I needed to figure out her name so I started trying some. “Matilda, Matty.” No reaction from her, she kept sniffing the ground as we walked. “Sheila?” I’d read that was one of the synonyms that Australians used for girl. We walked past a garden area containing flowers so I tried, “Rose?” Nothing from her. “Iris?”
She did her business and when I bent down to clean up, she reached over and gave me a kiss on the cheek. “Oh, you’re welcome,” I told her, “you are a very polite young lady”. I dropped the poop bag in the trash can and we headed back to our cabin. I thought more about names and their meanings. I knew I would find her perfect name.
“Sophie? Sarah? Sadie?” No reaction to any of these names. Then I remembered what the doctor had called her. “Missy?” Still nothing. “I could call name you Sweetie since that’s what I’ve been calling you, but you don’t really answer to that either.” She kept sniffing trees, bushes and grass, out as far as the leash reached, but she didn’t try to pull any farther.

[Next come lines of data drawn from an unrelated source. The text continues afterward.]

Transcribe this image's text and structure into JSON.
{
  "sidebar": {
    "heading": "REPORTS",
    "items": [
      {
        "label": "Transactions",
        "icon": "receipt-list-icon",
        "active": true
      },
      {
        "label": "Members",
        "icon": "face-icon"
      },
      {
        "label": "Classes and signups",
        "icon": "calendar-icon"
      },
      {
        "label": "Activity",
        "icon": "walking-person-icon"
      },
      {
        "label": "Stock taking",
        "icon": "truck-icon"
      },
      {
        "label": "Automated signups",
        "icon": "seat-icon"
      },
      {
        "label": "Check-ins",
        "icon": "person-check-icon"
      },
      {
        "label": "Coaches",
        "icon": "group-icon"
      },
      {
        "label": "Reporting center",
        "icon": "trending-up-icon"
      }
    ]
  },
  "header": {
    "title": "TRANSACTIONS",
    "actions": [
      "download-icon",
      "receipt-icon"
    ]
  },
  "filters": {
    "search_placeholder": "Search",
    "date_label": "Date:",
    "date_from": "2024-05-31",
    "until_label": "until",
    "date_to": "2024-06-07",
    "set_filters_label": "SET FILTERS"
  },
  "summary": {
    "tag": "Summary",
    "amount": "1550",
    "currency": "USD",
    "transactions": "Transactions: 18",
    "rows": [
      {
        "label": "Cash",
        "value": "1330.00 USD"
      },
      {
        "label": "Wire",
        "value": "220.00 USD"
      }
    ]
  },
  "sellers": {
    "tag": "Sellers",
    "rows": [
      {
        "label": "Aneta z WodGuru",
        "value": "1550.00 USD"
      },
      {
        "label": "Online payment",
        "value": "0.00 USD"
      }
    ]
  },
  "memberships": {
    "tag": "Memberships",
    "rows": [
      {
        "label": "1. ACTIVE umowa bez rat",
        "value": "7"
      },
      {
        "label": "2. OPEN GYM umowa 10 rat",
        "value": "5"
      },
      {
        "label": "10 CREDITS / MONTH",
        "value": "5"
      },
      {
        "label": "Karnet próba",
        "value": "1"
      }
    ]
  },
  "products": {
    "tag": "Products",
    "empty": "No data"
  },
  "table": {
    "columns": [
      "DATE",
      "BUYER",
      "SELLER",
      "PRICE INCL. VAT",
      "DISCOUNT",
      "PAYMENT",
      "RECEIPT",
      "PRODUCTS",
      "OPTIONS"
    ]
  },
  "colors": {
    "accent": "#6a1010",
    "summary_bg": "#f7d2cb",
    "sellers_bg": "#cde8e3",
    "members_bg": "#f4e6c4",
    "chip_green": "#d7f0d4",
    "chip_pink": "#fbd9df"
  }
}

Stopping at the truck, I raided my supplies and snagged a can of chili, some saltines, and a bottle of water for my own dinner. Back inside I kicked my boots off again and left the food on the counter. The doorknob seemed to be a good place for the dog’s leash. While I looked for a can opener and started my dinner, she explored the cabin inch by inch, with the fireplace getting most of her attention. After scraping the chili into a large bowl, and grabbing my crackers, water, and a paper towel for a napkin, I sat at the little table to eat my dinner. The dog came over, sat and alternately looked from me to my food and back.
Hunger gnawed at me, even the canned chili smelled good, but I sat for a minute and reflected, like I usually did before eating. I thought about my mom, I still missed her terribly, even though the accident had occurred over two years ago. I wondered about my dad, whom I had never met. I ached for the buddies from my unit, who had not made it back, who would never make it back. I questioned why I was the one, the only one, who had. I felt hollow. Survivor’s guilt is a term I had heard a lot.

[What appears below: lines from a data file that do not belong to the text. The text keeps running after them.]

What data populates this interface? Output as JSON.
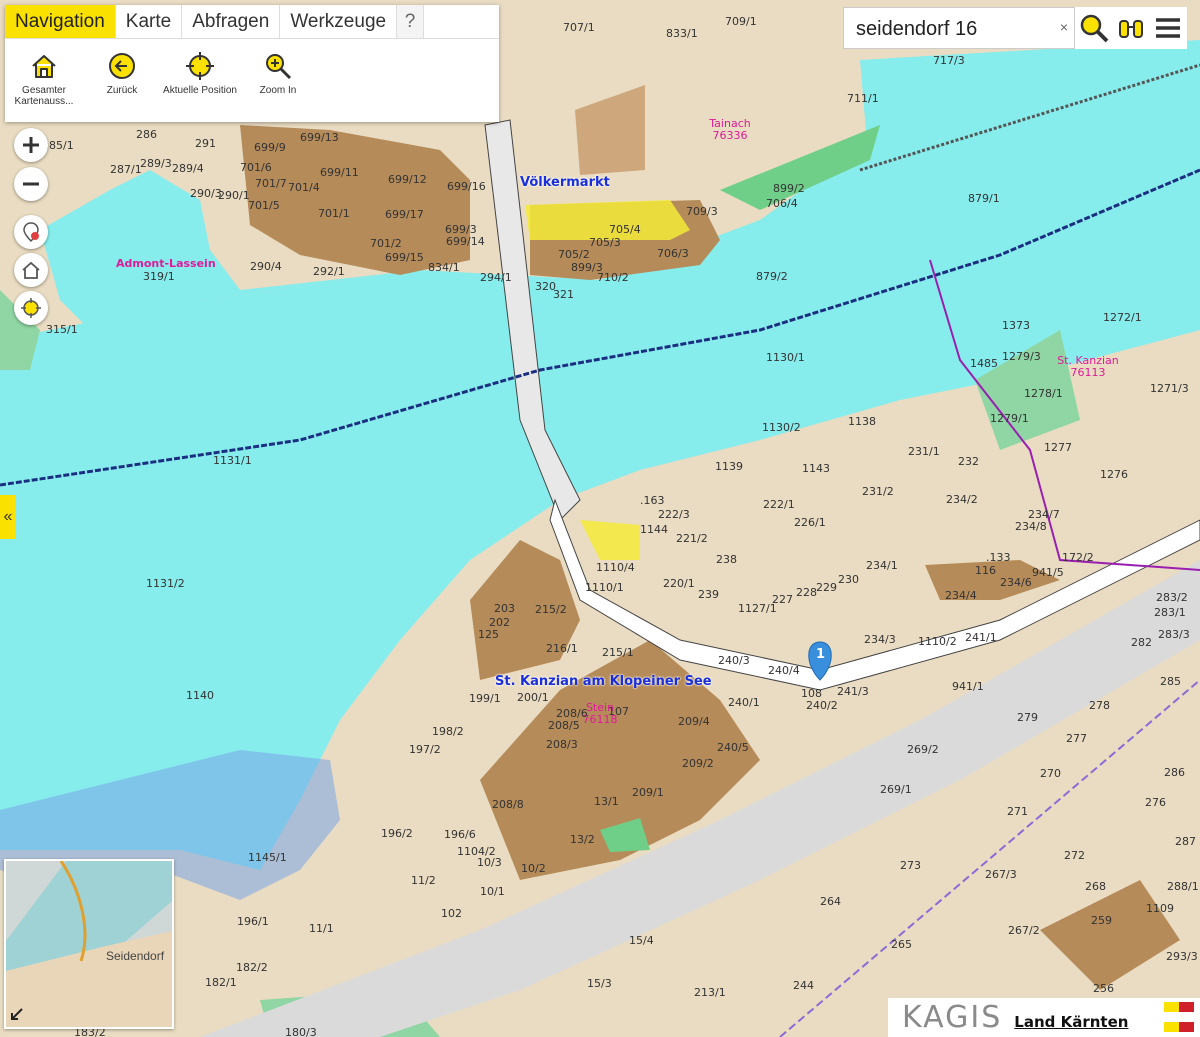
{
  "menu": {
    "tabs": [
      {
        "label": "Navigation",
        "active": true
      },
      {
        "label": "Karte",
        "active": false
      },
      {
        "label": "Abfragen",
        "active": false
      },
      {
        "label": "Werkzeuge",
        "active": false
      },
      {
        "label": "?",
        "active": false
      }
    ],
    "tools": [
      {
        "label": "Gesamter Kartenauss...",
        "icon": "home-icon"
      },
      {
        "label": "Zurück",
        "icon": "back-arrow-icon"
      },
      {
        "label": "Aktuelle Position",
        "icon": "crosshair-icon"
      },
      {
        "label": "Zoom In",
        "icon": "zoom-in-icon"
      }
    ]
  },
  "search": {
    "value": "seidendorf 16",
    "clear_label": "×"
  },
  "controls": {
    "collapse_label": "«"
  },
  "marker": {
    "label": "1"
  },
  "overview": {
    "label": "Seidendorf"
  },
  "logo": {
    "kagis": "KAGIS",
    "land": "Land Kärnten",
    "badge": "KAGIS"
  },
  "colors": {
    "accent": "#fbe100",
    "river": "#86ecec",
    "land": "#e9dcc2",
    "parcel_brown": "#b58b5a",
    "green": "#6fcf88",
    "pink": "#e01a9a",
    "blue_label": "#1a2fd8",
    "marker": "#3a8fdc"
  },
  "place_labels": [
    {
      "text": "Völkermarkt",
      "style": "blue"
    },
    {
      "text": "St. Kanzian am Klopeiner See",
      "style": "blue"
    },
    {
      "text": "Tainach 76336",
      "style": "pink"
    },
    {
      "text": "Admont-Lassein",
      "style": "pink"
    },
    {
      "text": "St. Kanzian 76113",
      "style": "pink"
    },
    {
      "text": "Stein 76118",
      "style": "pink"
    }
  ],
  "parcel_labels": [
    "707/1",
    "709/1",
    "833/1",
    "711/1",
    "717/3",
    "879/1",
    "879/2",
    "286",
    "291",
    "287/1",
    "289/3",
    "289/4",
    "285/1",
    "699/9",
    "699/13",
    "699/12",
    "699/16",
    "699/17",
    "701/6",
    "701/7",
    "701/5",
    "701/4",
    "701/1",
    "699/11",
    "290/3",
    "290/1",
    "290/4",
    "292/1",
    "701/2",
    "699/15",
    "834/1",
    "294/1",
    "699/3",
    "699/14",
    "709/3",
    "705/4",
    "705/3",
    "705/2",
    "899/3",
    "710/2",
    "706/3",
    "899/2",
    "706/4",
    "320",
    "321",
    "319/1",
    "315/1",
    "1373",
    "1272/1",
    "1279/3",
    "1485",
    "1278/1",
    "1271/3",
    "1279/1",
    "1130/1",
    "1130/2",
    "1138",
    "1131/1",
    "1131/2",
    "1139",
    "1143",
    "231/1",
    "232",
    "1277",
    "1276",
    "231/2",
    "234/2",
    "234/7",
    "234/8",
    "222/1",
    "226/1",
    ".163",
    "222/3",
    "221/2",
    "1144",
    "238",
    "1110/4",
    "1110/1",
    "220/1",
    "239",
    "1127/1",
    "227",
    "228",
    "229",
    "230",
    "234/1",
    ".133",
    "116",
    "234/6",
    "234/4",
    "941/5",
    "172/2",
    "283/2",
    "283/1",
    "283/3",
    "282",
    "203",
    "202",
    "125",
    "215/2",
    "216/1",
    "215/1",
    "240/3",
    "240/4",
    "234/3",
    "1110/2",
    "241/1",
    "941/1",
    "285",
    "241/3",
    "108",
    "240/2",
    "278",
    "279",
    "277",
    "240/1",
    "199/1",
    "200/1",
    "208/6",
    "208/5",
    "208/3",
    "107",
    "209/4",
    "240/5",
    "209/2",
    "209/1",
    "198/2",
    "197/2",
    "1140",
    "269/2",
    "269/1",
    "270",
    "286",
    "276",
    "271",
    "287",
    "272",
    "273",
    "267/3",
    "268",
    "288/1",
    "1109",
    "259",
    "267/2",
    "264",
    "265",
    "293/3",
    "256",
    "244",
    "213/1",
    "15/4",
    "15/3",
    "13/1",
    "13/2",
    "10/2",
    "10/1",
    "10/3",
    "1104/2",
    "208/8",
    "196/6",
    "196/2",
    "11/2",
    "102",
    "1145/1",
    "196/1",
    "11/1",
    "182/2",
    "182/1",
    "183/2",
    "180/3"
  ]
}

The dog had lain down and was looking at me, panting slowly, with her ears down and back. I looked at her and pondered the events of the day. Why was she in my life now? What meaning did it have that we happened to run into each other? How come it was so important to me that she stay with me? And why couldn’t I name her?
I looked back at my chili, picked up my spoon and hesitated. “You know,” I said, “my mom always had us say grace before we ate.” I turned and looked at her, “But with everything that’s happened to me, I’ve pretty much lost my faith.”
She sat up so fast I thought she must have been shocked. Her ears stood up, she stopped panting, and her eyes were bright and fixed on mine.
“What? What happened girl?”
She sat frozen, seeming not to breathe, staring at me, quivering. I reviewed what I had said, ‘pretty much lost my…’
“Faith?” I said aloud.
At that, she leaped up, planted her front feet in my side and began furiously licking my face. I started laughing and tried to push her back but she was a lot stronger than she looked. I finally got her four feet on the ground and escaped her kisses for now.
“Is that it? Is that your name? Faith?”
She barked once at me and started a crazy dance with her body bent almost into a U and her little tail wagging so hard her it shook her entire rear end. She was grinning and giving little yips of excitement. I untangled myself from the table and chair and got down on my knees with her. She gave me more kisses and threw her body into mine like she was trying to check me into the boards.
I put my arms around her and buried my face the fur around her neck. She quieted right down. I took a deep breath and whispered it into her ear, “Faith.” Then I started crying like I hadn’t cried in years.